▶ [Dataset rows for apps and sites]
<<<<
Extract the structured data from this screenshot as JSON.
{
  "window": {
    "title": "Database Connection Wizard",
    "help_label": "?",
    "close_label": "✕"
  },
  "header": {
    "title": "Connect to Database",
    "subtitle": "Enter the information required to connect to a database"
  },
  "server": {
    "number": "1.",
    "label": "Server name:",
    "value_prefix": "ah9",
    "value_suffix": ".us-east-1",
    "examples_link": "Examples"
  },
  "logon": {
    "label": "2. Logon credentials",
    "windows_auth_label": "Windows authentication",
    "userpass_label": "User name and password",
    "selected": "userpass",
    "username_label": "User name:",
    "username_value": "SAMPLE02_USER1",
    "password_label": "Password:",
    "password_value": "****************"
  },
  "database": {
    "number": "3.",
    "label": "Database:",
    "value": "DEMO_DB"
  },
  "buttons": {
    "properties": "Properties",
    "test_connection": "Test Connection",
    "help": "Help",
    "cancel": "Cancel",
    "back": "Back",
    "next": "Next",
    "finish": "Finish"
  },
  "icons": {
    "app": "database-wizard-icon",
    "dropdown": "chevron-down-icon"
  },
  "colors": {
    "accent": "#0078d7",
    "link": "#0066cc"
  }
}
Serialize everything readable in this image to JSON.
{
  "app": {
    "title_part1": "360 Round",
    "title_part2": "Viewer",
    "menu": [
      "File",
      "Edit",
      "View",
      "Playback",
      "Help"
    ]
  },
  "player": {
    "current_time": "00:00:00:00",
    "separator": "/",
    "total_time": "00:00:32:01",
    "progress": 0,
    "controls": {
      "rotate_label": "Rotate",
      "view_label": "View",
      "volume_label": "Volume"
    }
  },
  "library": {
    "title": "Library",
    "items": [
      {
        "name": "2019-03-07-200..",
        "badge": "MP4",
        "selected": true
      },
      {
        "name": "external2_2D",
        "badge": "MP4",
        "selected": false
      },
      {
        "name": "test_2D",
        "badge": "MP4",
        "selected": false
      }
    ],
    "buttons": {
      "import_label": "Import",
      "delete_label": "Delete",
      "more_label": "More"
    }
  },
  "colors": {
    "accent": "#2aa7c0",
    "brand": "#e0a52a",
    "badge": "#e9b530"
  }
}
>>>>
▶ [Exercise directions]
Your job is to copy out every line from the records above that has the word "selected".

▶ [Problem solution]
    "selected": "userpass",
        "selected": true
        "selected": false
        "selected": false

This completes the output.